The court in the city of Bayda also sentenced nine other defendants to 15 years in prison each, the office of General Prosecutor al-Sediq al-Sourr said in a statement.
Another 24 human traffickers, part of a network smuggling migrants, were jailed for a year, the statement added.
The statement did not expand on the date and details of the deadly shipwreck.
The court ruling was the latest in the conflict-wracked North African nation to target traffickers.
In recent years, Libya has become a major transit point for Middle Eastern and African migrants fleeing conflict and poverty to seek a better life in Europe.
The oil-rich country descended into chaos following a NATO-backed uprising in 2011 that toppled and killed longtime autocrat Moammar Gadhafi.
Human traffickers have benefited from the instability in Libya, smuggling migrants across borders from six nations, including Egypt, Algeria and Sudan.
Desperate people are then packed into ill-equipped rubber boats and other vessels for the risky voyage across the central Mediterranean.
For years, the United Nations and rights groups have decried the inhumane conditions faced by migrants trafficked and smuggled across the Mediterranean.
The EU's border agency, Frontex, detected about 330,000 irregular border crossings in 2022 — a rise of 64% on 2021, with the number of shipwrecks rising sharply in recent months.

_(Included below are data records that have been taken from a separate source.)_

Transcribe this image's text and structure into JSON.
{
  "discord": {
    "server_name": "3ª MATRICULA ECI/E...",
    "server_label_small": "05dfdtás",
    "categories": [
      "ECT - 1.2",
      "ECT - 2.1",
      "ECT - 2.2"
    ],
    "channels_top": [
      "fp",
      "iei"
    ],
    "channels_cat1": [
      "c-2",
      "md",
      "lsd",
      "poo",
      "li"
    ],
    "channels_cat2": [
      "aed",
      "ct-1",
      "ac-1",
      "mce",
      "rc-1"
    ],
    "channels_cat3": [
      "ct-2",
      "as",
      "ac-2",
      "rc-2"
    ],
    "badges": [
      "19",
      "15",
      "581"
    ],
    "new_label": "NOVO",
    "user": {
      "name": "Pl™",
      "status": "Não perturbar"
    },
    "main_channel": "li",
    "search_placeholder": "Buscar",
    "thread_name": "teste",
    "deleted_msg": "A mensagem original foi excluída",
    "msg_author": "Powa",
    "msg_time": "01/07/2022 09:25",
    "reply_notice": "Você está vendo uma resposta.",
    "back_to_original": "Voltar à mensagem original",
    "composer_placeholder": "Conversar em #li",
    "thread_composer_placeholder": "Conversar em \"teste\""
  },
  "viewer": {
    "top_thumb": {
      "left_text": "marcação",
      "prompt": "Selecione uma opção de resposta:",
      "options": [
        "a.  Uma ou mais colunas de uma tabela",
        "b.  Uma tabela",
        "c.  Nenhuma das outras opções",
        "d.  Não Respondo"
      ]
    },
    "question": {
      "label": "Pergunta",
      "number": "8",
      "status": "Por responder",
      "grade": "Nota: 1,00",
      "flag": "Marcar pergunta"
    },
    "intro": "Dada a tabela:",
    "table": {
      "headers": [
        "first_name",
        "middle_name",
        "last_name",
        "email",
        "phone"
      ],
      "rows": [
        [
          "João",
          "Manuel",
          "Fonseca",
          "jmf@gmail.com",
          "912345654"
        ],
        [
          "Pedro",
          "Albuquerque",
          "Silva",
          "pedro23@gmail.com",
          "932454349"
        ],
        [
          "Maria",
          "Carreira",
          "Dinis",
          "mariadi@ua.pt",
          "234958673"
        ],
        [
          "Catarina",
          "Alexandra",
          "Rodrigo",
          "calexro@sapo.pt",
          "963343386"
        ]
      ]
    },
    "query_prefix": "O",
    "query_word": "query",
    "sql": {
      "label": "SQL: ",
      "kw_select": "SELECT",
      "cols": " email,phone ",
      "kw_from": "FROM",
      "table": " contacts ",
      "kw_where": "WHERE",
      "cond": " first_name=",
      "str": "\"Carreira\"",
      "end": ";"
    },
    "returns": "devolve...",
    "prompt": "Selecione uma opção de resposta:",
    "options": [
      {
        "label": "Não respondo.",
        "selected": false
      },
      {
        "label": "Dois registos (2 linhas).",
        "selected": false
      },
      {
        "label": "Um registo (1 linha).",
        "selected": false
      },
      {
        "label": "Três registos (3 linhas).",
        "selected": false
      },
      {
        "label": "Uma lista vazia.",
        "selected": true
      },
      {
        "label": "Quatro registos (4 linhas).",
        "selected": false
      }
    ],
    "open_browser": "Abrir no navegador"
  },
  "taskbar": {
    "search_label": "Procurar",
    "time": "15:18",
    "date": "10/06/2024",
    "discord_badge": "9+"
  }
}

In March, UN-backed human rights experts said there was evidence that crimes against humanity had been committed against Libyans and migrants in Libya, including women being forced into sexual slavery.